- Task prompt -
Report every line below that holds the word "crying".

- The data -
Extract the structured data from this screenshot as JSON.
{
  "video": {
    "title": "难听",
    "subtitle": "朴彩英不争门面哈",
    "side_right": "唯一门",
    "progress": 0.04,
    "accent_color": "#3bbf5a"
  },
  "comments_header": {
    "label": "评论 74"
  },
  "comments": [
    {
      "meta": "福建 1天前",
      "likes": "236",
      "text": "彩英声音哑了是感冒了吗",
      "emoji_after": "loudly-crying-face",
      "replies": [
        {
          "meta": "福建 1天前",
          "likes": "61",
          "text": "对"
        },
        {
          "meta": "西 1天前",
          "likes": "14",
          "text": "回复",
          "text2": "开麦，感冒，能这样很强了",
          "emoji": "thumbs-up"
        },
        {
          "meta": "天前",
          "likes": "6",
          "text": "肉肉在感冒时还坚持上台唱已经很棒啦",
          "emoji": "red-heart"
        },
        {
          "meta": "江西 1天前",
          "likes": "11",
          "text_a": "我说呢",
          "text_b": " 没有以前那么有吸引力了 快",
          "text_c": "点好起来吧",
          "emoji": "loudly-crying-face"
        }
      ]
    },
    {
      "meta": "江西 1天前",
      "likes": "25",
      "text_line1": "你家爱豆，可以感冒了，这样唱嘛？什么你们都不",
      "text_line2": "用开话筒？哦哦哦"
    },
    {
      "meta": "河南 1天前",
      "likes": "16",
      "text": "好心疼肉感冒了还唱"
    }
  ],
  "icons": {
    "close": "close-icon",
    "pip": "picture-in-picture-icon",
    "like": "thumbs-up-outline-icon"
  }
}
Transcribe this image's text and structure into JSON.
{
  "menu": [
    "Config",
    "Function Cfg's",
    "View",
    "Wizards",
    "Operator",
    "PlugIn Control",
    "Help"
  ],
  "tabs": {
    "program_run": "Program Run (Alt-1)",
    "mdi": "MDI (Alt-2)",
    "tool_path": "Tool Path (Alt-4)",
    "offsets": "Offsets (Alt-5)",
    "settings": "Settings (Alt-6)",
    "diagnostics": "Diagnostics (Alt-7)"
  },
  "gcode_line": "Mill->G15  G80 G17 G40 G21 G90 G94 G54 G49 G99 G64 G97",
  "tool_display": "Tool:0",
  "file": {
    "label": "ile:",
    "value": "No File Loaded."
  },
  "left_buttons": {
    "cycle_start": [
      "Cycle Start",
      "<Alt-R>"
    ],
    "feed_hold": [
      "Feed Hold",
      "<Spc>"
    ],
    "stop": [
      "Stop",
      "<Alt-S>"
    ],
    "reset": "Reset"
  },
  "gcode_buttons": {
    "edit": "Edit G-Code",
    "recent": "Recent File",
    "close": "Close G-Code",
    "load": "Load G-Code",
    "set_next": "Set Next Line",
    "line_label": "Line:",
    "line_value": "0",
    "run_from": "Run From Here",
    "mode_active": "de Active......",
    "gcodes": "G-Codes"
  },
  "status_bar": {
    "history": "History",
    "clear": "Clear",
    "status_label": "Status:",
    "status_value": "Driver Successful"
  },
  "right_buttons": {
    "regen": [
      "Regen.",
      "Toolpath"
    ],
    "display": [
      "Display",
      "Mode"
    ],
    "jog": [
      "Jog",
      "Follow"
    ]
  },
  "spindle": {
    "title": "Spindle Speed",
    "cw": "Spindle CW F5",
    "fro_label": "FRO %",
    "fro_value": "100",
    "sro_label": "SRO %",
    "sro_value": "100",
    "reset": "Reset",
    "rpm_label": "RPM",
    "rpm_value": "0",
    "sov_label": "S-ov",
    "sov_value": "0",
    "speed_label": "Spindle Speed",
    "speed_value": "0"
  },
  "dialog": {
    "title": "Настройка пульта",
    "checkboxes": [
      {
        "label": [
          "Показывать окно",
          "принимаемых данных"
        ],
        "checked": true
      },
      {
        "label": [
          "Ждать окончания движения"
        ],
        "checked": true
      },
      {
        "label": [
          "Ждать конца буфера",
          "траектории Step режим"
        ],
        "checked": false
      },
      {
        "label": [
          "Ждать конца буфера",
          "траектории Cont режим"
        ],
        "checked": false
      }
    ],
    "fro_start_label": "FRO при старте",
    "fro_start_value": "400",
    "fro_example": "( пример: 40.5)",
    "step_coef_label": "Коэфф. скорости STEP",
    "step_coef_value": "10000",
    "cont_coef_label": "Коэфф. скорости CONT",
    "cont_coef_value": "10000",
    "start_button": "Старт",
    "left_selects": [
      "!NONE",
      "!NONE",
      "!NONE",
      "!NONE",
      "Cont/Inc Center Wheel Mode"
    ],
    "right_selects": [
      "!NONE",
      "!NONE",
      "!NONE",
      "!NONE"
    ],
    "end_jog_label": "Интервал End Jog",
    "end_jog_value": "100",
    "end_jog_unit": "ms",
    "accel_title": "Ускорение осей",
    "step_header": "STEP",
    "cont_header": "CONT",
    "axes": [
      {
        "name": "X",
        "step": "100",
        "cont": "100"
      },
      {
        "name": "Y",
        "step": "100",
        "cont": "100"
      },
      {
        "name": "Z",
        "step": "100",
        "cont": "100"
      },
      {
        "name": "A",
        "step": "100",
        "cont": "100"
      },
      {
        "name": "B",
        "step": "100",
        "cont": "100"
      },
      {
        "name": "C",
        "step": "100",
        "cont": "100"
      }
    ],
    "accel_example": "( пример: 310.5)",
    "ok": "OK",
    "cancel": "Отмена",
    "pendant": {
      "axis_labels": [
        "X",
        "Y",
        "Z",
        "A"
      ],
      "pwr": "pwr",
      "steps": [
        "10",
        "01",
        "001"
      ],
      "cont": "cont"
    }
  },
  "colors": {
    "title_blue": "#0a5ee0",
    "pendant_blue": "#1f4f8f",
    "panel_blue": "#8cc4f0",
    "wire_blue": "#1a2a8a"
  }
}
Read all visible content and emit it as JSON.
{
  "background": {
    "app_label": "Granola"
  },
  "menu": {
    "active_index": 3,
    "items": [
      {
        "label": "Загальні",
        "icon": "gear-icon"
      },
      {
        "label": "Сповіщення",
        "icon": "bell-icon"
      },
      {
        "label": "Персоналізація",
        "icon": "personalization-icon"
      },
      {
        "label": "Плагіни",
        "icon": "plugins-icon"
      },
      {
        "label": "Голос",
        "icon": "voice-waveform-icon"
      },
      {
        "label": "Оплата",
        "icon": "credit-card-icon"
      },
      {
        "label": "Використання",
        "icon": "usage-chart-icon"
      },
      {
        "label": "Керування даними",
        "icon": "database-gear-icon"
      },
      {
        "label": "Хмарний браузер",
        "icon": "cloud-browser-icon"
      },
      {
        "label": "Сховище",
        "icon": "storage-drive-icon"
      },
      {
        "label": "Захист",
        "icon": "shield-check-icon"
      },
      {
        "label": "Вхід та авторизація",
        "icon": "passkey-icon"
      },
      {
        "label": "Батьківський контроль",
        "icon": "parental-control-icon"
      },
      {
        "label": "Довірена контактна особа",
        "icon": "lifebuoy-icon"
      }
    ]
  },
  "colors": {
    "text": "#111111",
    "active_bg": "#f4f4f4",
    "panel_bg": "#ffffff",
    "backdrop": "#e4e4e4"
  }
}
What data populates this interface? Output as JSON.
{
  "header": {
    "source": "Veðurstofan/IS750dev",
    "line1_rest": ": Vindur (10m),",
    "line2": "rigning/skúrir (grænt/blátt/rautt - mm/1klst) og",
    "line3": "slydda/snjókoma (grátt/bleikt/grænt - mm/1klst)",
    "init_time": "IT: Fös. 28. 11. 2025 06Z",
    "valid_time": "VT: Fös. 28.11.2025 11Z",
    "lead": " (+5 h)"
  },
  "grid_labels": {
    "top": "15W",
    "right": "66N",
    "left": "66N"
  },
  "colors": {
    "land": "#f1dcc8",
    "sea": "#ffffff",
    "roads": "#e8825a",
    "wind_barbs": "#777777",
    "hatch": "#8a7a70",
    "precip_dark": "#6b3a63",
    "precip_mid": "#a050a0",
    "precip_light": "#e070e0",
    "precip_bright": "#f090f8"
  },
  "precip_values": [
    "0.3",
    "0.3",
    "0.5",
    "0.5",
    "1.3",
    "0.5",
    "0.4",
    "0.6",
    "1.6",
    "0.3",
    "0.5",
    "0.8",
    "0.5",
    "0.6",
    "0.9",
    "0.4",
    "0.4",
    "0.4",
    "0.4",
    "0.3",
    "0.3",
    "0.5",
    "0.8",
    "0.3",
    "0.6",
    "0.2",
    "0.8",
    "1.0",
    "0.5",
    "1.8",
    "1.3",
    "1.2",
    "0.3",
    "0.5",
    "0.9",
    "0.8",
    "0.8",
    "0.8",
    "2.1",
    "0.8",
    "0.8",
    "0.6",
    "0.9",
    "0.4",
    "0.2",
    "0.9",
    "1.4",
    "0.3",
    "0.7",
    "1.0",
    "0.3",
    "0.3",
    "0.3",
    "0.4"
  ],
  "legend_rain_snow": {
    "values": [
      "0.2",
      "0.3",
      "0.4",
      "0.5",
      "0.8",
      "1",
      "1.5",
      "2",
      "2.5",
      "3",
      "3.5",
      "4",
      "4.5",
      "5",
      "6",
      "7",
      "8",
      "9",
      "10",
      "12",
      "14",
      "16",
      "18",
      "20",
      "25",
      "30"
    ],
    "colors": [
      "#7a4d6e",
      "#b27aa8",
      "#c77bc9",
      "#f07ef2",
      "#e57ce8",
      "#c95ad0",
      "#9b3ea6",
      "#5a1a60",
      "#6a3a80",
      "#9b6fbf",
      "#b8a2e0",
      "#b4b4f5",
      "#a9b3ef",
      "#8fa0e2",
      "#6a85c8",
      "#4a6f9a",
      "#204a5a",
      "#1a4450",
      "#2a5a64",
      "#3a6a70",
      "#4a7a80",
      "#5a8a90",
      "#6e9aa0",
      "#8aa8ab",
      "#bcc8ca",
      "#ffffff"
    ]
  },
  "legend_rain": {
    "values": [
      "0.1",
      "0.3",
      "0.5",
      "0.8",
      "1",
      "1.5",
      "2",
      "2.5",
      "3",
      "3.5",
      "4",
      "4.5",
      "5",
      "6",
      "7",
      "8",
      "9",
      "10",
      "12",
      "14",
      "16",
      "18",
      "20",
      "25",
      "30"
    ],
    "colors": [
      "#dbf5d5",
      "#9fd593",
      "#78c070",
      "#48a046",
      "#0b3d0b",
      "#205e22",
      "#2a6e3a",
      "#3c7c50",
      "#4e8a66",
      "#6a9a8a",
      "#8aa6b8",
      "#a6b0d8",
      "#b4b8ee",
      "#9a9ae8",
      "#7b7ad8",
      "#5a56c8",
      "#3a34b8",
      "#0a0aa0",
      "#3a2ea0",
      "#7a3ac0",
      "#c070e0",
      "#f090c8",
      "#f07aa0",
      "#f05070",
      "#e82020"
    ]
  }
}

- Problem solution -
      "emoji_after": "loudly-crying-face",
          "emoji": "loudly-crying-face"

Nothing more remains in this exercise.